■ **Task statement**
Send back the listing, word for word.

■ **Records to use**
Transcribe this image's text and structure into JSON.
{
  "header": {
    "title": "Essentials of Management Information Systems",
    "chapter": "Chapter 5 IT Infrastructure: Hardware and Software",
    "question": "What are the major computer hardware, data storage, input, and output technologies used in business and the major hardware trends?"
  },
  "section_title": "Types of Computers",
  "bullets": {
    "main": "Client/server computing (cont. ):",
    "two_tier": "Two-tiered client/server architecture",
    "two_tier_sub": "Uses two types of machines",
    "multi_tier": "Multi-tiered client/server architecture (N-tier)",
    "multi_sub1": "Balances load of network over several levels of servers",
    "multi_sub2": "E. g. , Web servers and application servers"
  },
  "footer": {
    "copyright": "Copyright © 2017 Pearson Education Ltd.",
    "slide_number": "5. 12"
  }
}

■ **Solution to this task**
Transcribe this image's text and structure into JSON.
{
  "header": {
    "title": "Essentials of Management Information Systems",
    "chapter": "Chapter 5 IT Infrastructure: Hardware and Software",
    "question": "What are the major computer hardware, data storage, input, and output technologies used in business and the major hardware trends?"
  },
  "section_title": "Types of Computers",
  "bullets": {
    "main": "Client/server computing (cont. ):",
    "two_tier": "Two-tiered client/server architecture",
    "two_tier_sub": "Uses two types of machines",
    "multi_tier": "Multi-tiered client/server architecture (N-tier)",
    "multi_sub1": "Balances load of network over several levels of servers",
    "multi_sub2": "E. g. , Web servers and application servers"
  },
  "footer": {
    "copyright": "Copyright © 2017 Pearson Education Ltd.",
    "slide_number": "5. 12"
  }
}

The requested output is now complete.